▶ _Your assignment_
Using the material below, copy every line where "Proposal" appears.

────────────────

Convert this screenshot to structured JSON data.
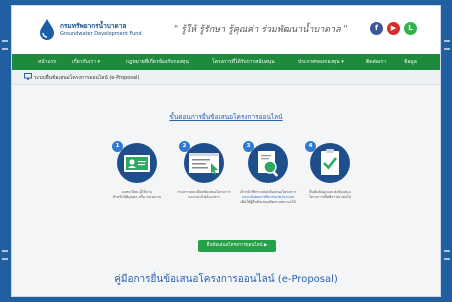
{
  "header": {
    "org_name_th": "กรมทรัพยากรน้ำบาดาล",
    "org_name_en": "Groundwater Development Fund",
    "slogan": "\" รู้ให้ รู้รักษา รู้คุณค่า ร่วมพัฒนาน้ำบาดาล \"",
    "social": [
      {
        "icon": "facebook-icon",
        "glyph": "f",
        "color": "#3b5998"
      },
      {
        "icon": "youtube-icon",
        "glyph": "▶",
        "color": "#d62d2d"
      },
      {
        "icon": "line-icon",
        "glyph": "L",
        "color": "#2fb34a"
      }
    ]
  },
  "nav": {
    "items": [
      "หน้าแรก",
      "เกี่ยวกับเรา ▾",
      "กฎหมายที่เกี่ยวข้องกับกองทุน",
      "โครงการที่ได้รับการสนับสนุน",
      "ประกาศของกองทุน ▾",
      "ติดต่อเรา",
      "ข้อมูล"
    ],
    "color": "#1e8a3c"
  },
  "breadcrumb": {
    "label": "ระบบยื่นข้อเสนอโครงการออนไลน์ (e-Proposal)"
  },
  "content": {
    "steps_title": "ขั้นตอนการยื่นข้อเสนอโครงการออนไลน์",
    "steps": [
      {
        "badge": "1",
        "icon": "id-card-icon",
        "caption_line1": "ลงทะเบียน ผู้ใช้งาน",
        "caption_line2": "สำหรับนิติบุคคล หรือ หน่วยงาน"
      },
      {
        "badge": "2",
        "icon": "online-form-icon",
        "caption_line1": "กรอกรายละเอียดข้อเสนอโครงการ",
        "caption_line2": "และแนบไฟล์เอกสาร"
      },
      {
        "badge": "3",
        "icon": "document-search-icon",
        "caption_line1": "เจ้าหน้าที่ตรวจสอบข้อเสนอโครงการ",
        "caption_line2": "และแจ้งผลการพิจารณาผ่านระบบ",
        "caption_line3": "เพื่อให้ผู้ยื่นข้อเสนอติดตามสถานะได้"
      },
      {
        "badge": "4",
        "icon": "checklist-icon",
        "caption_line1": "ยืนยันข้อมูลและส่งข้อเสนอ",
        "caption_line2": "โครงการเพื่อพิจารณาต่อไป"
      }
    ],
    "cta_label": "ยื่นข้อเสนอโครงการออนไลน์ ▶",
    "manual_title": "คู่มือการยื่นข้อเสนอโครงการออนไลน์ (e-Proposal)"
  },
  "colors": {
    "frame": "#1f5fa2",
    "step_circle": "#1e4f8c",
    "badge": "#2e7bd0",
    "cta": "#25a046",
    "link": "#2a62b0"
  }
}
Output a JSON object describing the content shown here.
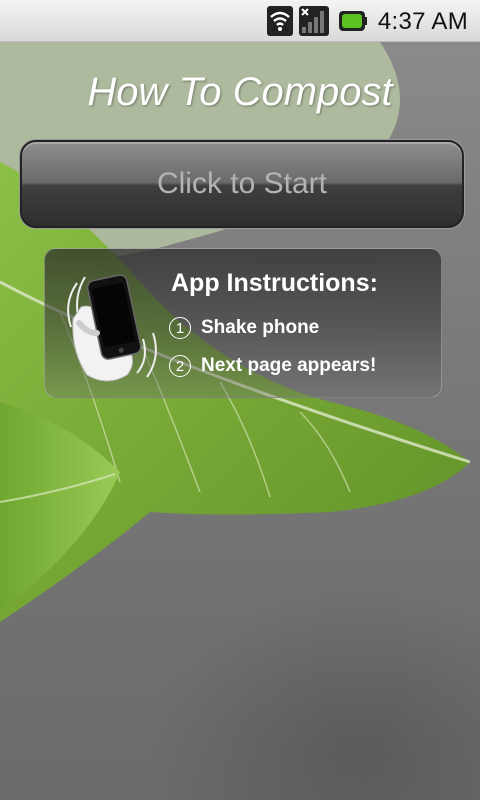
{
  "status_bar": {
    "time": "4:37 AM",
    "icons": [
      "wifi-icon",
      "signal-icon",
      "battery-icon"
    ],
    "battery_color": "#5ac223"
  },
  "screen": {
    "title": "How To Compost",
    "start_button_label": "Click to Start"
  },
  "instructions": {
    "heading": "App Instructions:",
    "steps": [
      {
        "marker": "1",
        "text": "Shake phone"
      },
      {
        "marker": "2",
        "text": "Next page appears!"
      }
    ],
    "illustration_icon": "shake-phone-icon"
  },
  "colors": {
    "leaf_green": "#7fb23a",
    "background_gray": "#7a7a7a",
    "title_text": "#ffffff"
  }
}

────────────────

▶ _Answer space_
    "label": "ระบบยื่นข้อเสนอโครงการออนไลน์ (e-Proposal)"
    "manual_title": "คู่มือการยื่นข้อเสนอโครงการออนไลน์ (e-Proposal)"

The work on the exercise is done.